### Task instructions
Look for the string "BeachMusic" in the listing below and copy every line in which it appears.

### Input

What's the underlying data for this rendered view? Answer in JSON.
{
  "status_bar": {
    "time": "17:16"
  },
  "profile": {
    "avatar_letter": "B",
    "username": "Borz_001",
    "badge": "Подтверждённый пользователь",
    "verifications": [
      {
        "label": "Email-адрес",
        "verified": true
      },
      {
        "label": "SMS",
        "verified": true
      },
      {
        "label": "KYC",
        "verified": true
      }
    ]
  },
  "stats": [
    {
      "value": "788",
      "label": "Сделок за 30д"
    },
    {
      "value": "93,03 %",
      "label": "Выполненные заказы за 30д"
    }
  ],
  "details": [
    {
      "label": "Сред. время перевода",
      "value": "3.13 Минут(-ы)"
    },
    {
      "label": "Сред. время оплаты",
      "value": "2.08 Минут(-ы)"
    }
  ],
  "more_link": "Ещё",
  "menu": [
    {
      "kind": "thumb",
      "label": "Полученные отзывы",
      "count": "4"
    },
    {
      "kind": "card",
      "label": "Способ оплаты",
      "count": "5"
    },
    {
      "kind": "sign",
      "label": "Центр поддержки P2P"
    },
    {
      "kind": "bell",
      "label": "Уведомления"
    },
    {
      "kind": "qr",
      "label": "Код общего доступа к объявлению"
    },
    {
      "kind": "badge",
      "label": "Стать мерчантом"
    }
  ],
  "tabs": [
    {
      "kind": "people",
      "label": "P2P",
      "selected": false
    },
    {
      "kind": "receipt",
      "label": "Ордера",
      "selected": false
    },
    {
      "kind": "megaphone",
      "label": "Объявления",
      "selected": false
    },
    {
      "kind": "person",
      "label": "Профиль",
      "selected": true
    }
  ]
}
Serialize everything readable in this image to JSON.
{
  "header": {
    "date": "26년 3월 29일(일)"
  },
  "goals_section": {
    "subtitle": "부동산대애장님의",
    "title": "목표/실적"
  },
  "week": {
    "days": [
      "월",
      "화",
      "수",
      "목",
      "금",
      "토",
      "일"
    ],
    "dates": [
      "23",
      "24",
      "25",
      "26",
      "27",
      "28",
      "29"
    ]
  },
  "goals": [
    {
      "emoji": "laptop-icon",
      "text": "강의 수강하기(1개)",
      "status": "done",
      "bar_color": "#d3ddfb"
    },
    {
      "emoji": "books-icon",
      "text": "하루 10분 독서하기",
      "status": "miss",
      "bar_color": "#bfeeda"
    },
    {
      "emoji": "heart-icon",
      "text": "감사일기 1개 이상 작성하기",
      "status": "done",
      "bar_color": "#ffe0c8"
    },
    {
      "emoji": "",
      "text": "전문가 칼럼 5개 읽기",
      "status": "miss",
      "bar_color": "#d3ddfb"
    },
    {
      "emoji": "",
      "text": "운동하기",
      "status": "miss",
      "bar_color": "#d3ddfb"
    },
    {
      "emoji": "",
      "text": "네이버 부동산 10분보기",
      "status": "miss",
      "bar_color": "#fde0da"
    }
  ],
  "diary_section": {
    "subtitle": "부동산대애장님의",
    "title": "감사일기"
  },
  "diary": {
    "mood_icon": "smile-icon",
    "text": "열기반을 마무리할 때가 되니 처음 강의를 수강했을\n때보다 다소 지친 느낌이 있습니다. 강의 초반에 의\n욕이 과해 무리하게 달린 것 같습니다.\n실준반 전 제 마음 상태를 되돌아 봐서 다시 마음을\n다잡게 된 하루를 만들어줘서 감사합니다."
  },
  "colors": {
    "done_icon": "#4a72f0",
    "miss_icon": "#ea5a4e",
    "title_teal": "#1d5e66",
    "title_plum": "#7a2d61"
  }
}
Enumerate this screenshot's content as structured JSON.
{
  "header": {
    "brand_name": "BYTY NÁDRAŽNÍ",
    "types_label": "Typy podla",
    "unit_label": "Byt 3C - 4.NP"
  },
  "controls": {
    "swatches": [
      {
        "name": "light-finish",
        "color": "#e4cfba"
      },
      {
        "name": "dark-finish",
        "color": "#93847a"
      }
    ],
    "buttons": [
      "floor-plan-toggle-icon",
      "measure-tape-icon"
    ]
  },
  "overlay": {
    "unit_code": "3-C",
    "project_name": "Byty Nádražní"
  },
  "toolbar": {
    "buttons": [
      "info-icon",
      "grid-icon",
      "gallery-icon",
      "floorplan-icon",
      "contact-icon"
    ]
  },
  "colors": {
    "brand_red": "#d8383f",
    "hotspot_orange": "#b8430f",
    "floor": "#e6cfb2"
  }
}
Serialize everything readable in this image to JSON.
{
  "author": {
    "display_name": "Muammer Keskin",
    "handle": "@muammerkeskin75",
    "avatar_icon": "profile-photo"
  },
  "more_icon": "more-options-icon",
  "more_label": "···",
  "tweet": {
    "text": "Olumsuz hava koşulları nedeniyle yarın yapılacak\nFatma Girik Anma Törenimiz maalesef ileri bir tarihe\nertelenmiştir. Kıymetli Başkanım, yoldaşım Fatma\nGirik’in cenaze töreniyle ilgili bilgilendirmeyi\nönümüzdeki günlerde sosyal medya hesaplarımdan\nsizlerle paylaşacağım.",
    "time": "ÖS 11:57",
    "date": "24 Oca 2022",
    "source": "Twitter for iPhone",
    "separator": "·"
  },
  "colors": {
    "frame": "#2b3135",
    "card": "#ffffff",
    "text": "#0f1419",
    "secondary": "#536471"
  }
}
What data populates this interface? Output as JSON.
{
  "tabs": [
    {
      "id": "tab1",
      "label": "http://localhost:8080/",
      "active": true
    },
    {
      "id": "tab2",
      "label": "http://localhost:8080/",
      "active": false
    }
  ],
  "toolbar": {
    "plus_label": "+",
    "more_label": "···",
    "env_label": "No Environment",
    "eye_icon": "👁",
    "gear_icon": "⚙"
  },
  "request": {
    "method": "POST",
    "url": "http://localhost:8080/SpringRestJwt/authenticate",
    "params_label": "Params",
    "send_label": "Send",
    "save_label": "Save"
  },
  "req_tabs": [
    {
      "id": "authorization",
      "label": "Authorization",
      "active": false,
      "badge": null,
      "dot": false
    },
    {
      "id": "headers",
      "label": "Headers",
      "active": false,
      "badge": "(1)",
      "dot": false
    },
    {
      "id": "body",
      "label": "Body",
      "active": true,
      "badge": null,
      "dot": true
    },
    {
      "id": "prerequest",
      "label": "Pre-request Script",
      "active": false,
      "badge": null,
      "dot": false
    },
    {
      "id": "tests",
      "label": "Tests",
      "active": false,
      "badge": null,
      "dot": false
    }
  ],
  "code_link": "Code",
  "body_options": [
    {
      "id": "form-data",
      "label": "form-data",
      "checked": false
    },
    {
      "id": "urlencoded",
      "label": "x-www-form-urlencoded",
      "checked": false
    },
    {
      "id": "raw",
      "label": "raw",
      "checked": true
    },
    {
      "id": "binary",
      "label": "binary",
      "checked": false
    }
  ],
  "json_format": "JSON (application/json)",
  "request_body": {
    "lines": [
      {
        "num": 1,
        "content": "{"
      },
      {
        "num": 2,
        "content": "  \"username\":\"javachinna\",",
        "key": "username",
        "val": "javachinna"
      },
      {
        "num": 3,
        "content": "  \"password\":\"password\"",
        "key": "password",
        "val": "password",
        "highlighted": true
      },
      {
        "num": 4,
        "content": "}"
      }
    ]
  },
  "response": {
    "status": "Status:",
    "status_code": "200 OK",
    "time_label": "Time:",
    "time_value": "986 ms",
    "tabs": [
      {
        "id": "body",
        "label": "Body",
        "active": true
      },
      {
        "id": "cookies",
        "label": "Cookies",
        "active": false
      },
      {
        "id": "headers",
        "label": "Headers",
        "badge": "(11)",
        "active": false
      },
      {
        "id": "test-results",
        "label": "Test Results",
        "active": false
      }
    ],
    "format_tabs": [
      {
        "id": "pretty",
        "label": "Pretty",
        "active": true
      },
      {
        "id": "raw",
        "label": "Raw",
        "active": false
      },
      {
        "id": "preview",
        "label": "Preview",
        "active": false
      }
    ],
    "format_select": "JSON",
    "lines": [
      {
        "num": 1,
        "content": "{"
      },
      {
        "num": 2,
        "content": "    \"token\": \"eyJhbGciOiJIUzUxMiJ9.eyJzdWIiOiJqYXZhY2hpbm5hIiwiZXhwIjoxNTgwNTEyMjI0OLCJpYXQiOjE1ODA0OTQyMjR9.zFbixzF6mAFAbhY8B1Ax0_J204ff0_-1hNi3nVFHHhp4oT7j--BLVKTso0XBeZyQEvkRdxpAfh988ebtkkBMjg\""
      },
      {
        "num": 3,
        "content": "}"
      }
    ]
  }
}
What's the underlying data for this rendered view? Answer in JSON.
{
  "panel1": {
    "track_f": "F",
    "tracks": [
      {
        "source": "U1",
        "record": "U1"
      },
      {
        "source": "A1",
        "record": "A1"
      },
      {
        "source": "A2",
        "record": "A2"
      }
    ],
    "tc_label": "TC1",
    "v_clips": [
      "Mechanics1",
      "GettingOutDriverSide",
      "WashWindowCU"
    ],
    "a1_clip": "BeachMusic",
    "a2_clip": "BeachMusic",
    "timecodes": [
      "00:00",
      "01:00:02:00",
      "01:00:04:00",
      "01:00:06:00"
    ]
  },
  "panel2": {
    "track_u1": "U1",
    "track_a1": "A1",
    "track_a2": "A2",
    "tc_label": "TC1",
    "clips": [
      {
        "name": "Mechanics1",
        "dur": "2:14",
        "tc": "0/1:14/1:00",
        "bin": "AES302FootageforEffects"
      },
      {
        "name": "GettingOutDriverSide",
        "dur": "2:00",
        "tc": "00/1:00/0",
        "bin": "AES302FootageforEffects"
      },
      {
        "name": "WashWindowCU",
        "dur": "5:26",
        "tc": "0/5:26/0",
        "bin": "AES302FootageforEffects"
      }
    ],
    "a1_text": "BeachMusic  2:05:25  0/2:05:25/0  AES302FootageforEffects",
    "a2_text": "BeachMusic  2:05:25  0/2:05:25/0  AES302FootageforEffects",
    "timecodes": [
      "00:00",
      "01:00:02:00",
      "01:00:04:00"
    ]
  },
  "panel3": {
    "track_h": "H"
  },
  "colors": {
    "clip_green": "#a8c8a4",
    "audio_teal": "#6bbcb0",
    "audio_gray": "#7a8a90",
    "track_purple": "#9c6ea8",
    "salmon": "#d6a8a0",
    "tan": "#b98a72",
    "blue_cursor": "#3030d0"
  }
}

### Answer area
    "a1_clip": "BeachMusic",
    "a2_clip": "BeachMusic",
    "a1_text": "BeachMusic  2:05:25  0/2:05:25/0  AES302FootageforEffects",
    "a2_text": "BeachMusic  2:05:25  0/2:05:25/0  AES302FootageforEffects",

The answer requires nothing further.